The clavicle, commonly known as the collarbone, is a long bone that connects the shoulder blade to the upper part of the breastbone. Clavicle Fracture, or broken collarbone, is a very common injury that can be caused as a result of a direct blow or bump to the shoulder. Children and young adults are most likely to suffer from a Clavicle Fracture.
- Falls: Falling against the shoulder with an outstretched hand can lead to a fracture in the clavicle bone.
- Vehicle trauma: It can also be caused due to a bike, car, or other motor vehicle collision.
- Sports injuries: Direct blow to the shoulder while playing sports can also cause the collarbone break.
- Birth injury: Infants can also break their clavicle as a result of the force put in by the mother to deliver the baby.
- Intense pain and inflammation
- Pain increases while moving the shoulder
- Visible deformity or bump near the shoulder
- Inability to lift the arm
- Drooping shoulder
- Cracking or grinding sound when trying to move the shoulder
- Stiffness in the shoulder
To make a diagnosis for Clavicle Fracture, the orthopedic surgeon may examine the affected area to look for visible deformity, swelling, tenderness or an open wound. The patient might be recommended to undergo certain imaging tests such as X-rays and CT scans to determine the extent of the injury, pinpoint the exact location, and determine if any surrounding joints or muscles are damaged.
- Immobilization: The patient may be suggested to wear a sling for some days to provide support and restrict the movement of the affected shoulder. The duration to wear the sling usually depends upon the severity of the injury.
- Medications: The orthopedic doctor may also recommend over-the-counter anti-inflammatory medications to provide relief from the pain and tenderness.
- Physical Therapy: In many cases, physical therapy may be required simultaneously while wearing a sling. This helps to minimize stiffness and lack of motion in the shoulder. After the sling has been removed, rehabilitation exercises may be needed to restore muscle strength and flexibility.
- Surgery: Surgery might be required in case of an open fracture if the broken bone has cut through the skin The bone has smashed into several pieces The bone has been severely dislocated.
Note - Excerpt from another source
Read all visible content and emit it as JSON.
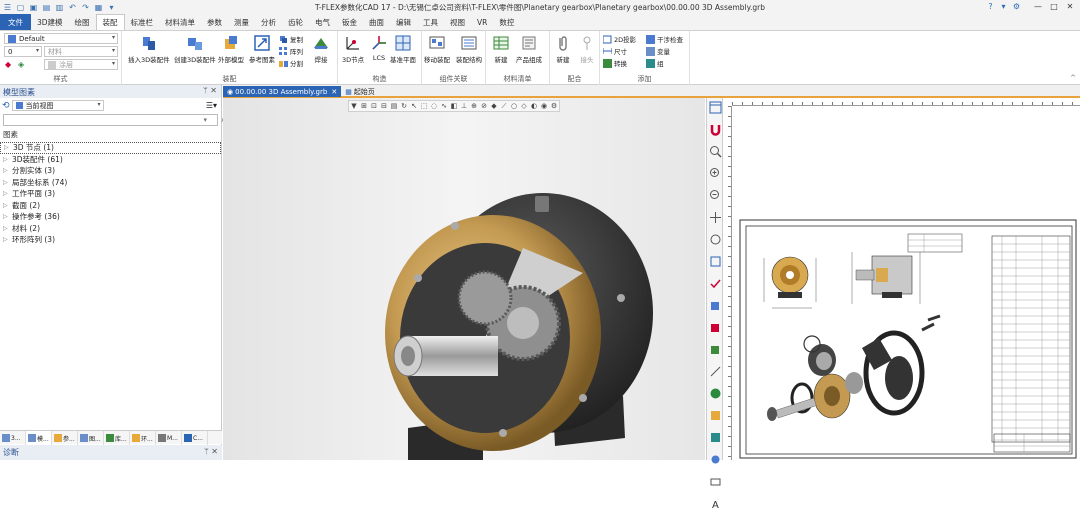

During the procedure, the orthopedic surgeon may hold the bone in its place using plates, screws, or rods.
For more information about the treatment options for clavicle fracture, schedule an appointment with one of the physicians at OrthoTexas.